Duncan Niven, Ryan Overholt, Ariana Aguilar, Darian Visosevic, Dominic Maita, Sydney Voorberg, Aidan Amstutz, Joseph Rios


The Curigator was designed in the pursuit of a virtually self-sustaining, semi-autonomous bioreactor capable of cell culturing and monitoring with the goal of decreasing overall costs by simplifying the liquid transfer to ultimately improve overall efficiency. The Curigator can accommodate up to six individual shakers, dependent on the needs of the experiment and available funds. Each shaker can perform three independent shake patterns at a range of speeds and allow for direct OD and FI measurements at any time. To hold the vessels, the shakers make use of universal well plate holders as well as 15 mL and 50 mL conical tube stands that allow for easy interchange between experiments. Additionally, the Curigator makes use of flex caps that allow for the automated transfer of fluids without requiring the removal of conical tube lids and well plate caps, allowing for efficient and easy transfer of cultures between individual conical tubes and wells, while preventing the creation of aerosols cross contamination between vessels. Disposable pipette tips further decrease the chance of cross contamination between vessels. The system makes use of a heating and cooling system that prevents leakage and humidity from entering the system, while still allowing the introduction of multiple different gases. A spacious front opening allows for easy user access, but still seals tightly to ensure a virtually leakproof environment.
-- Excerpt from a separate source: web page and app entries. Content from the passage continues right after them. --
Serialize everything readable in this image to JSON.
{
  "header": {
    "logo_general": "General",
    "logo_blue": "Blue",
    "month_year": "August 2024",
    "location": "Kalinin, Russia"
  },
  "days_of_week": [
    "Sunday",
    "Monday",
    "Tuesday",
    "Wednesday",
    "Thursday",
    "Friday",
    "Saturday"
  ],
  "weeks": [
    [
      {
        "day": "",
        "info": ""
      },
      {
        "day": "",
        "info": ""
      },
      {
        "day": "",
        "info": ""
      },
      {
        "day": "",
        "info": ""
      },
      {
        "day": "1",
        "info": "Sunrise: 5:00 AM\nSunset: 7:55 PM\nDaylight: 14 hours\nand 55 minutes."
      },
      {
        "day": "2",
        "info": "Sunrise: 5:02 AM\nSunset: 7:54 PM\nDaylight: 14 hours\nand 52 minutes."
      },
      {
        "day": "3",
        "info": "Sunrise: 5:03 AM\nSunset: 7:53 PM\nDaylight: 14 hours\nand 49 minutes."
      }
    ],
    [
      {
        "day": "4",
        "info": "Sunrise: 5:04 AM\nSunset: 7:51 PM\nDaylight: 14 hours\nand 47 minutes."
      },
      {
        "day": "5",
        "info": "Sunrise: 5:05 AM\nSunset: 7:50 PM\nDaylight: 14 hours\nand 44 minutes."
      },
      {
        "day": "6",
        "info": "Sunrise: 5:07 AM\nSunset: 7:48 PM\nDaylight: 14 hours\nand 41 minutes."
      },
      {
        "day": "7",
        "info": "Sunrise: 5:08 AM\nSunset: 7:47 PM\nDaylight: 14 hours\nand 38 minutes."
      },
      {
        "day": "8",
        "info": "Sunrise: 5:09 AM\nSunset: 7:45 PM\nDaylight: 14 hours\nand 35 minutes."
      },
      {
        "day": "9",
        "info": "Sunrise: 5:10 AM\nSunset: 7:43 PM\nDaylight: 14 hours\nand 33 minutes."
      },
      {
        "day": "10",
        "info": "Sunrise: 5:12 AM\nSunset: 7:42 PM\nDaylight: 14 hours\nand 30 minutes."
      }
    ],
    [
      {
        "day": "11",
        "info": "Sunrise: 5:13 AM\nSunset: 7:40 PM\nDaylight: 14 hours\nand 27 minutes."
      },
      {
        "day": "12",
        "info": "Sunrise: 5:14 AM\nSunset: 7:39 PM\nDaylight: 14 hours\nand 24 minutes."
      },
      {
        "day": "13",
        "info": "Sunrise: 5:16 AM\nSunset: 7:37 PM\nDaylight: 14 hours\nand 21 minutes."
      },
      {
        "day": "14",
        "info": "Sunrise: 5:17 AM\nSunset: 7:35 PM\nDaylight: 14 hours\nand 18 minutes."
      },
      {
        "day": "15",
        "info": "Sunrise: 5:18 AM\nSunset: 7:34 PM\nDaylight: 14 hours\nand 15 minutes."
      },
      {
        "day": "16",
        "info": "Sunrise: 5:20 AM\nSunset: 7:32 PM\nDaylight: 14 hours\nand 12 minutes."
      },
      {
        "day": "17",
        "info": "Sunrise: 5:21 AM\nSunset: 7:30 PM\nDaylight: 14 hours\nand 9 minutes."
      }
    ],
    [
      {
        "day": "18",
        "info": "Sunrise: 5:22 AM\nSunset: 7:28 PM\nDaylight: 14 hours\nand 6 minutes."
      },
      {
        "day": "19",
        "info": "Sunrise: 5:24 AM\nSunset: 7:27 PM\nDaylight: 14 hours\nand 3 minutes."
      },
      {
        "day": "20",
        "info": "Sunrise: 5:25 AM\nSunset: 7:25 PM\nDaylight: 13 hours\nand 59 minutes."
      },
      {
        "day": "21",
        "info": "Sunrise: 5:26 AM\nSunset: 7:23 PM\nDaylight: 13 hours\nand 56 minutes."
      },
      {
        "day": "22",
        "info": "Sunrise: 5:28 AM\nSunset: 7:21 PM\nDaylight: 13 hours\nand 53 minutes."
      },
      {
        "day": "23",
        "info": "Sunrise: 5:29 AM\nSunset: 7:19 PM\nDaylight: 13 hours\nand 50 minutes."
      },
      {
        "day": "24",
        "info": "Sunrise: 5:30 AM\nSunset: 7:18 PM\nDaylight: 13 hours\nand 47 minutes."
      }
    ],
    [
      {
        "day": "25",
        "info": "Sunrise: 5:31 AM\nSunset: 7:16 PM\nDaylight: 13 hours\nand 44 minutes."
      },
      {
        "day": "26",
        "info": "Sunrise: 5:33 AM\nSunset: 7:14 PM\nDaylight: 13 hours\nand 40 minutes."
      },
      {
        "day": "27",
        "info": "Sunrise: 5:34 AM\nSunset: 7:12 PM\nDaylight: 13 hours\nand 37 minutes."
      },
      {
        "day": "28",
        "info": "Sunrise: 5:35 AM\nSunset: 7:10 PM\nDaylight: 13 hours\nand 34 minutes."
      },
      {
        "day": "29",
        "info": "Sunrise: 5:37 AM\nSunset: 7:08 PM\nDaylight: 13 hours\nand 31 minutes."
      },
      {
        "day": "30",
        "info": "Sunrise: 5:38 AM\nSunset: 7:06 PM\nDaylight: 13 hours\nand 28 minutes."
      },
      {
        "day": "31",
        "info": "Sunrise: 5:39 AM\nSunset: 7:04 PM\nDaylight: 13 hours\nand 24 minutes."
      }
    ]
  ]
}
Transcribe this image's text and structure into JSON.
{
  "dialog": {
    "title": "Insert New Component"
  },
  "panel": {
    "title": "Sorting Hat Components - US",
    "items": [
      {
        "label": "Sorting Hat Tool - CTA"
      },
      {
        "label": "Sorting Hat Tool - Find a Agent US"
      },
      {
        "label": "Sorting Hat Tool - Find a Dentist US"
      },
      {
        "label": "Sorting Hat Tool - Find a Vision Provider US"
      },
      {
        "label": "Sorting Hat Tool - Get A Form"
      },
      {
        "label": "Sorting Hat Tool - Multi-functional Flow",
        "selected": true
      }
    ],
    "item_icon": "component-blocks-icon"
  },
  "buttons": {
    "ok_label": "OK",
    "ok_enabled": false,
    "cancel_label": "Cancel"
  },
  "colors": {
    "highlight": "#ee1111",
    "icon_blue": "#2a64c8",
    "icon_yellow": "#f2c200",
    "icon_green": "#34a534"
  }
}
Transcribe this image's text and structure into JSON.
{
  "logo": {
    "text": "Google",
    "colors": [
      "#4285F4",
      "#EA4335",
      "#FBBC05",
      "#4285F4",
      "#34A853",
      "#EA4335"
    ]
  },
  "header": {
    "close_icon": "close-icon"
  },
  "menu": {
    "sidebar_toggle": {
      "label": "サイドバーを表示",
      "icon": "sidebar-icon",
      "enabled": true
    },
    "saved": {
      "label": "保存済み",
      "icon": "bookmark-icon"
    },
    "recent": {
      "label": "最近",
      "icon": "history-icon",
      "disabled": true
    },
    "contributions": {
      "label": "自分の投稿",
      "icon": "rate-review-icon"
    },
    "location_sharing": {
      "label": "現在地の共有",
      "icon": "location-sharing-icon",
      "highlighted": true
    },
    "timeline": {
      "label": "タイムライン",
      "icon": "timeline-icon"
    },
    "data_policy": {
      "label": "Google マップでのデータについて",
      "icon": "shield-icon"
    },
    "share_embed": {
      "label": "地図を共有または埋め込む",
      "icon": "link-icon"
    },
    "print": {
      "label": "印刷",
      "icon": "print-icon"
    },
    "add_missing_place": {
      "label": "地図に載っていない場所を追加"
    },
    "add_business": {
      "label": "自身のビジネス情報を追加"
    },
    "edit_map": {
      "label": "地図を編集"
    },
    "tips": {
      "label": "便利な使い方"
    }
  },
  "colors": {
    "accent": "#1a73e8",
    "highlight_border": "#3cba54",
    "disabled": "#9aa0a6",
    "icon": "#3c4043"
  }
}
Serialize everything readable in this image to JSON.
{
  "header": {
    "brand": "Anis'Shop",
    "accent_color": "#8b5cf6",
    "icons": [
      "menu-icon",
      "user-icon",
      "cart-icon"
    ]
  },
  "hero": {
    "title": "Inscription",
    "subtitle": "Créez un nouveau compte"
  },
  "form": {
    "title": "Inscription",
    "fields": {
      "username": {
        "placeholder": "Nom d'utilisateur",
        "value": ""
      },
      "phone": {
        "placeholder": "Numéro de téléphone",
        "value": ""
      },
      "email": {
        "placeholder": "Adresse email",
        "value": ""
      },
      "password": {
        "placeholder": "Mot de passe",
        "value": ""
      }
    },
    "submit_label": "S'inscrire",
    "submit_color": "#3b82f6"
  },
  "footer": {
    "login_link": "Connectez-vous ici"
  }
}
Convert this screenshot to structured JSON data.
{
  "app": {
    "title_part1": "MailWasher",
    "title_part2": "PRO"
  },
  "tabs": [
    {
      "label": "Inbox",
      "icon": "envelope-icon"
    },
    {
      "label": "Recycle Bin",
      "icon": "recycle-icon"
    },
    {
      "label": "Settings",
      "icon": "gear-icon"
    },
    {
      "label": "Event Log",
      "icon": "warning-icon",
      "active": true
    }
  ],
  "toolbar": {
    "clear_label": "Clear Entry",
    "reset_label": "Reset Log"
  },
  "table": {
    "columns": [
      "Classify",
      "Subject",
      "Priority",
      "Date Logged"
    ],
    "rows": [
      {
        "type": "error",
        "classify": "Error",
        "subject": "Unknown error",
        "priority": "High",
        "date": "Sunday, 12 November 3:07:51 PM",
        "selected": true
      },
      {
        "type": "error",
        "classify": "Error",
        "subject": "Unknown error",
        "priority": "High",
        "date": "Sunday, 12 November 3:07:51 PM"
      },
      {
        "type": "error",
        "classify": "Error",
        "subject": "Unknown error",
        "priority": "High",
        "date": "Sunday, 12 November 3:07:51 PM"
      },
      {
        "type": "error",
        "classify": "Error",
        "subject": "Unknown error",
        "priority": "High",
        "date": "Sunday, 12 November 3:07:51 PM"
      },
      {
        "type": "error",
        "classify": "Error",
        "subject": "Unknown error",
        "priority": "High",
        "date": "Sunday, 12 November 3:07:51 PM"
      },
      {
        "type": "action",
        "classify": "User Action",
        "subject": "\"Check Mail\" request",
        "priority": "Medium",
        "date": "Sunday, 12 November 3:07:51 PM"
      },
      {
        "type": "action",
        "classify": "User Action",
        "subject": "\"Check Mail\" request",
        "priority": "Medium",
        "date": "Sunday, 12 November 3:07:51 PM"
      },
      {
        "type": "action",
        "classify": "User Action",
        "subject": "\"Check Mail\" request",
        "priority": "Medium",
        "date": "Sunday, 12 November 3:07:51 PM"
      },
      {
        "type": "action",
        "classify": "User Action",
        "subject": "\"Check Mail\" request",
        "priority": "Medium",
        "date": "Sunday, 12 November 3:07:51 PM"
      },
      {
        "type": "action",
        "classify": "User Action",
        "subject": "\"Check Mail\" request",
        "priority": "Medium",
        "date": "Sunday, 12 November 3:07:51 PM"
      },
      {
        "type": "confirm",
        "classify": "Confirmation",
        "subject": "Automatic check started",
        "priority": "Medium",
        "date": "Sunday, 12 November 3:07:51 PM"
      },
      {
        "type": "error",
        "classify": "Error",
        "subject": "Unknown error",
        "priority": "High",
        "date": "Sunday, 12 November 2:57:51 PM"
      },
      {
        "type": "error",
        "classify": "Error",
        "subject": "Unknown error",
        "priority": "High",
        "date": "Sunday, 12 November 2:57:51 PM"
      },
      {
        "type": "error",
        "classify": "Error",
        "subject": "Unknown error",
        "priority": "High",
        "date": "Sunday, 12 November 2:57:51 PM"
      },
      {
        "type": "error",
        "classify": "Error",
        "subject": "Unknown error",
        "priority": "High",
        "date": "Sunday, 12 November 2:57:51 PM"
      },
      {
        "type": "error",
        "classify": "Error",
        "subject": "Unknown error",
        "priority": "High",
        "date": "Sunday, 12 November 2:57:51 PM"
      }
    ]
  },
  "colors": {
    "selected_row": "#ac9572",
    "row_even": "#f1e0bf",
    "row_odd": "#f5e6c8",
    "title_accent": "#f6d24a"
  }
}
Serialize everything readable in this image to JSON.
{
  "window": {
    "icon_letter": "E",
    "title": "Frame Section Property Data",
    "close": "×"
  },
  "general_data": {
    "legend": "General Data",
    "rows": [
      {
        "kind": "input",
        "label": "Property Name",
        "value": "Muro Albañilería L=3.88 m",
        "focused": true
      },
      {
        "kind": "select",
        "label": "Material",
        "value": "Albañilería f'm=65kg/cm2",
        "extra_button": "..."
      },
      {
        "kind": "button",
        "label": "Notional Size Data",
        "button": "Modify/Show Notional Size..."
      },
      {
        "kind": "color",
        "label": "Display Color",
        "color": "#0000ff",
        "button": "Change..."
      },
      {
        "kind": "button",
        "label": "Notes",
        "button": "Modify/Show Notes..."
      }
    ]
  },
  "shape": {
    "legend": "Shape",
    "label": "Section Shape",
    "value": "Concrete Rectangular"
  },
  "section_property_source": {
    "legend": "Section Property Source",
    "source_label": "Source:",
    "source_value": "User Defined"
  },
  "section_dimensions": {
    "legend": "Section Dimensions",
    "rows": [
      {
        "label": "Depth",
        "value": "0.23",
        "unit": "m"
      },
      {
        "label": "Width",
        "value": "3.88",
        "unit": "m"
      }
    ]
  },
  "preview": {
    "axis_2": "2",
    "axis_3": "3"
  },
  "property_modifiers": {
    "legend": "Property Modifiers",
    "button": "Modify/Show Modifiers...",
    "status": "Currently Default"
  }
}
With the Curigator, experimentation requiring cell culture may be fully automated and thus require fewer user and observation hours.

Pitch Video


Final Video